=== Instructions for the task ===
How many lines in these records include the string "chevron"? Reply with that number alone.

Data under study section start

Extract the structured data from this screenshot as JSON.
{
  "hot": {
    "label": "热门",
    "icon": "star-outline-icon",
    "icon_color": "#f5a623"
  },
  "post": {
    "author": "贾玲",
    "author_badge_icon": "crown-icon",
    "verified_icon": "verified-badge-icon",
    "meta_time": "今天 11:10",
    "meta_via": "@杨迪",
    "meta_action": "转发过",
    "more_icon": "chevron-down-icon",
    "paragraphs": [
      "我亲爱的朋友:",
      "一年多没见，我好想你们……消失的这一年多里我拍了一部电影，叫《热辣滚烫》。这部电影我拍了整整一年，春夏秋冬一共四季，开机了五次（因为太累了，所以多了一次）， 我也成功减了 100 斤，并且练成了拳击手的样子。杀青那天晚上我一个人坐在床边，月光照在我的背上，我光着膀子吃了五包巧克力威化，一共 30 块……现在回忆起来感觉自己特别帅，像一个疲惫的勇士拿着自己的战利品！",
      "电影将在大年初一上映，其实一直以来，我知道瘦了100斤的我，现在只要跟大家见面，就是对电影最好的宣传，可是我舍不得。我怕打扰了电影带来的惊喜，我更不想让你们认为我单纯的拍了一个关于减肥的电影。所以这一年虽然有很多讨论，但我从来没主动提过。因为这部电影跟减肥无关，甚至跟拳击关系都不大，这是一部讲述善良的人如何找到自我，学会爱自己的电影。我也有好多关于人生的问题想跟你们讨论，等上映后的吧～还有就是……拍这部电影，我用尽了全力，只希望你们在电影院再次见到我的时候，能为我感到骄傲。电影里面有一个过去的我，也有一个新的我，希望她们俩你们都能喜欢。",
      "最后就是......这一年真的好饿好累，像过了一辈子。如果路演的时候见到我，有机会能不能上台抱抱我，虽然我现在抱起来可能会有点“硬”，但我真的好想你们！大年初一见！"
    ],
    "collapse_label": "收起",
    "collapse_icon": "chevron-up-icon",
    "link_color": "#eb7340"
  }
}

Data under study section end

=== Result ===
2